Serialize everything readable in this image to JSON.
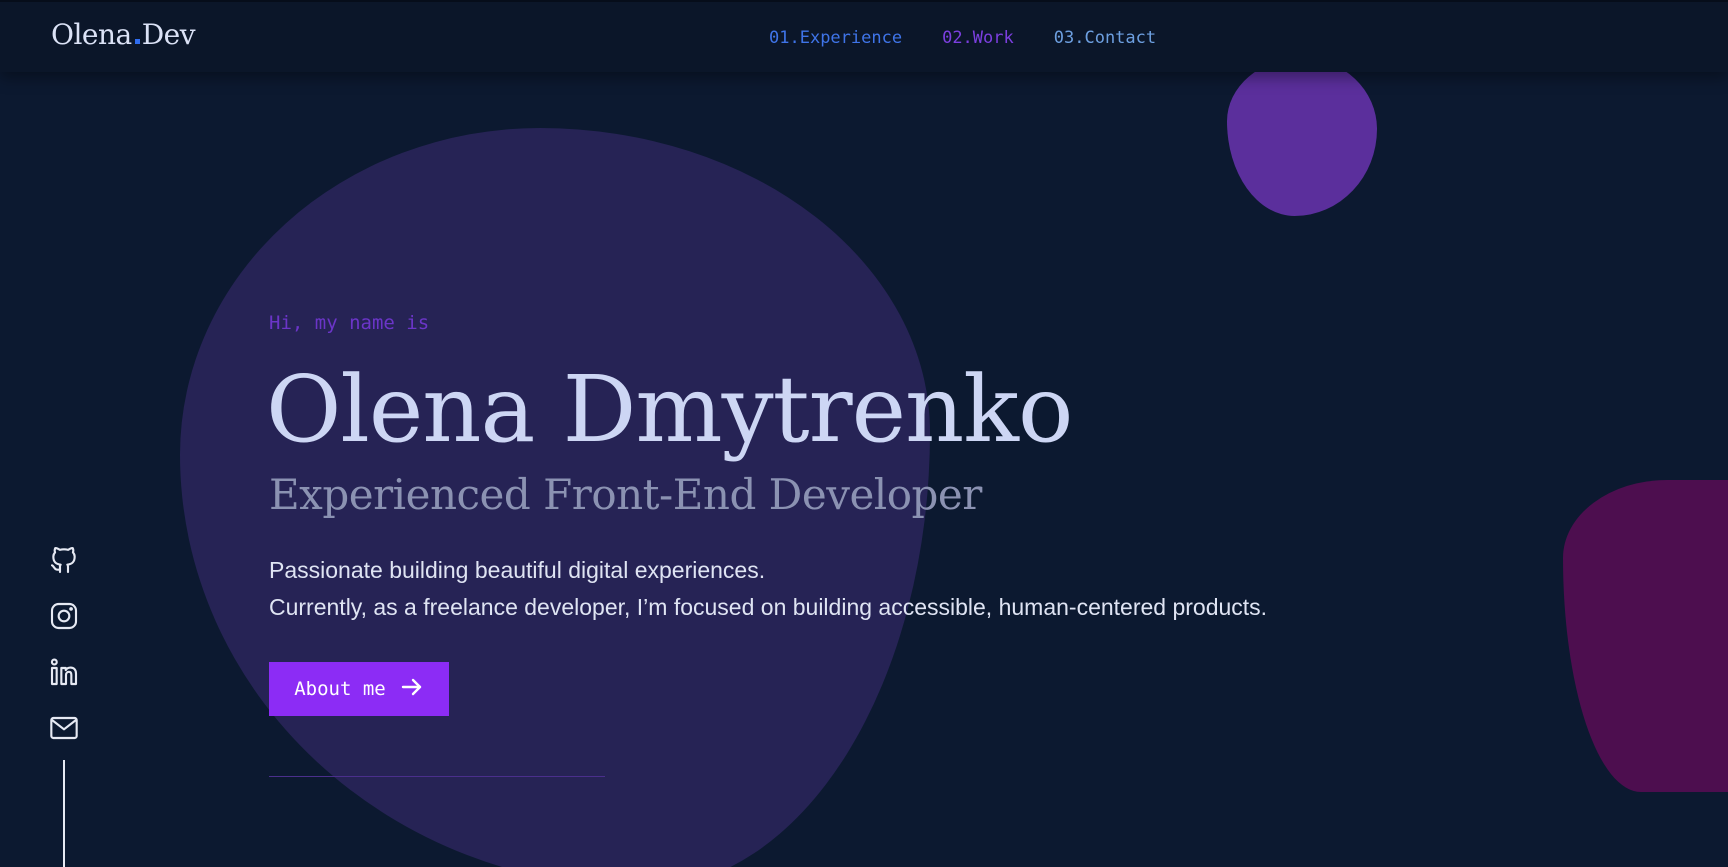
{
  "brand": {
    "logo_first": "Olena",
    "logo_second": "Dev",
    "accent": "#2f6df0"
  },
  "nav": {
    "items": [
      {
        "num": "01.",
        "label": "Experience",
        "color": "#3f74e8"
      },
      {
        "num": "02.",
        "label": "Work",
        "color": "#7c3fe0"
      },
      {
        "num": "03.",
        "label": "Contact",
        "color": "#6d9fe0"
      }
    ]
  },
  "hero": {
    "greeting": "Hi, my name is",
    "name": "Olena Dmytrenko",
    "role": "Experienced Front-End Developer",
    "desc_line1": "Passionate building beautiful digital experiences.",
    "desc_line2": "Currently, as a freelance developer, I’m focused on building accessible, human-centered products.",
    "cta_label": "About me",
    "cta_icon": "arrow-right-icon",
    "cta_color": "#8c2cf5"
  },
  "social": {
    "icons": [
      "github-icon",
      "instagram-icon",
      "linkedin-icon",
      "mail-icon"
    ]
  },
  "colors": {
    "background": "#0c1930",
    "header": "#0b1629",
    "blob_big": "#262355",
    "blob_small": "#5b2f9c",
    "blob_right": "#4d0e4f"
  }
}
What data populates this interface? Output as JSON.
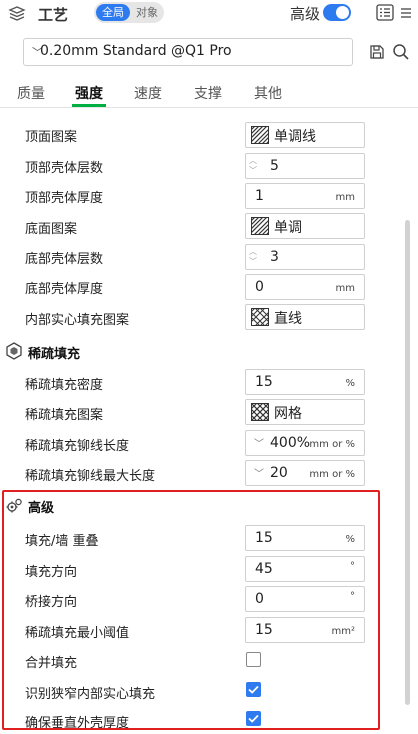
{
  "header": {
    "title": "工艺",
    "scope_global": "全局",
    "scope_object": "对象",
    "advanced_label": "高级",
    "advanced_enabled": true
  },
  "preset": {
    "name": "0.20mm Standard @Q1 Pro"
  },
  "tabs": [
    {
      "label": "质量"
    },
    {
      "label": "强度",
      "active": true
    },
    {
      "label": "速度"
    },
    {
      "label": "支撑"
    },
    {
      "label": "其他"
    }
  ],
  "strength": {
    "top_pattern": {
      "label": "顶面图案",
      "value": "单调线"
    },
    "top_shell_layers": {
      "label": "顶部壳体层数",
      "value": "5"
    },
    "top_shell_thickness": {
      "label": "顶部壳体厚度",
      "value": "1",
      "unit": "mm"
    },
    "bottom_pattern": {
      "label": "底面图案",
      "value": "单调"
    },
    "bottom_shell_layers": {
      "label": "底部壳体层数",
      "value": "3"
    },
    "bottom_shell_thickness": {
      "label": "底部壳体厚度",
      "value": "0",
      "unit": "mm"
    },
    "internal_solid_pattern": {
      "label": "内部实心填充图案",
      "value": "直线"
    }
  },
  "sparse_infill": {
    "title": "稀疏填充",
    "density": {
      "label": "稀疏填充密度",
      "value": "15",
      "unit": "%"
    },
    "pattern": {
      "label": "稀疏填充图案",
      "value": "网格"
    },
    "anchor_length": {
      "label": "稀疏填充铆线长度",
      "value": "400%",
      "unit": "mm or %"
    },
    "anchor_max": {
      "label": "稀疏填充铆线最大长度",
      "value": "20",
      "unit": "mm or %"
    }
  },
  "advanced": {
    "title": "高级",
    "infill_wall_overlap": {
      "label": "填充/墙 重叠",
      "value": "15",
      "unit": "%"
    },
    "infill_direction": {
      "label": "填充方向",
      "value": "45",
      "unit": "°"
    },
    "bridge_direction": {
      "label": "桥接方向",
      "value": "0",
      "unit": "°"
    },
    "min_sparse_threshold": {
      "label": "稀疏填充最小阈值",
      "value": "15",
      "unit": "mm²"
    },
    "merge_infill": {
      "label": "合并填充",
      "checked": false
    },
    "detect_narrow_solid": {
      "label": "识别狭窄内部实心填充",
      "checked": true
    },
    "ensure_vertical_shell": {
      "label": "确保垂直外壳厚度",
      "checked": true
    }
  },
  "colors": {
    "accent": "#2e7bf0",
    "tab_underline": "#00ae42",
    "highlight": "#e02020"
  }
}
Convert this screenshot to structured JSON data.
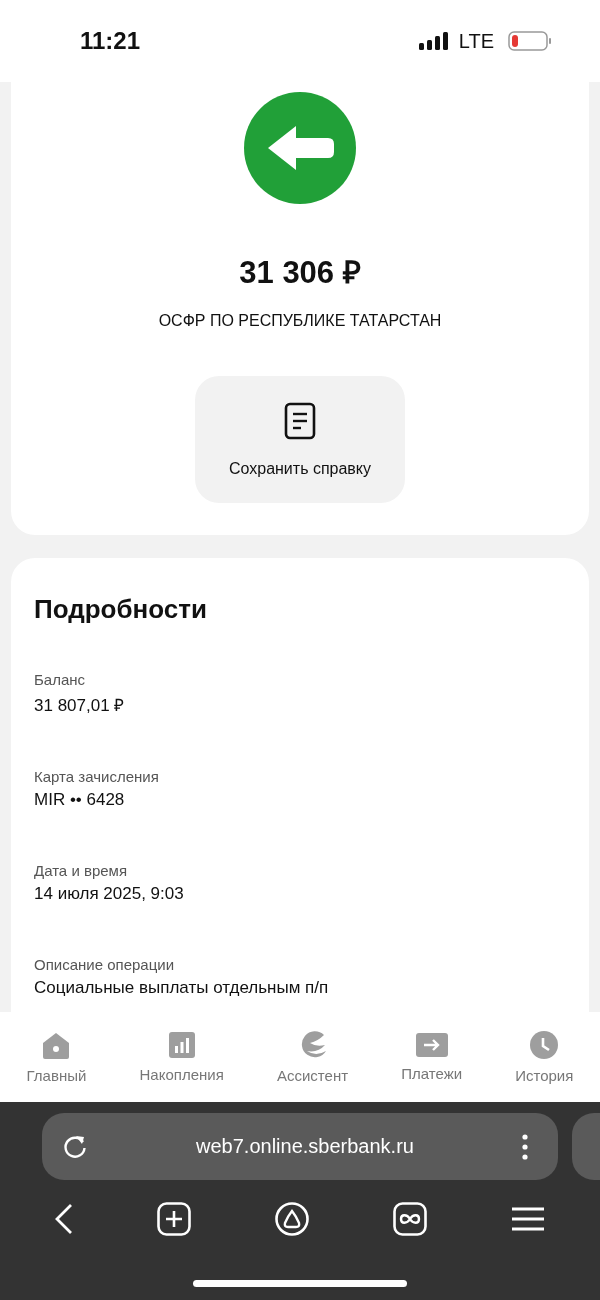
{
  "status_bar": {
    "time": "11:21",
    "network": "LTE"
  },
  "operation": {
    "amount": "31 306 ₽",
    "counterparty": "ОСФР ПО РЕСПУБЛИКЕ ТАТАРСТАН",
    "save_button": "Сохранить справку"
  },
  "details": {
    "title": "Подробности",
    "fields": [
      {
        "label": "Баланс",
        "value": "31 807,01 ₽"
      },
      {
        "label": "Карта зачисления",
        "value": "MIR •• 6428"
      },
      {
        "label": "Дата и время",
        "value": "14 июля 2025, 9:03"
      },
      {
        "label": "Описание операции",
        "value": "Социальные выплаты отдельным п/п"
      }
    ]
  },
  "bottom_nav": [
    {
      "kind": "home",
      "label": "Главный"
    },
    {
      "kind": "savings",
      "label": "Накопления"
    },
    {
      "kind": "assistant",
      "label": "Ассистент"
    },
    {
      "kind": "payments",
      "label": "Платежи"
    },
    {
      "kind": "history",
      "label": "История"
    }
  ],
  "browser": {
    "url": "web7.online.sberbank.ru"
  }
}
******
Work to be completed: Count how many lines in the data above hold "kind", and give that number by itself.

Solved exercise: 5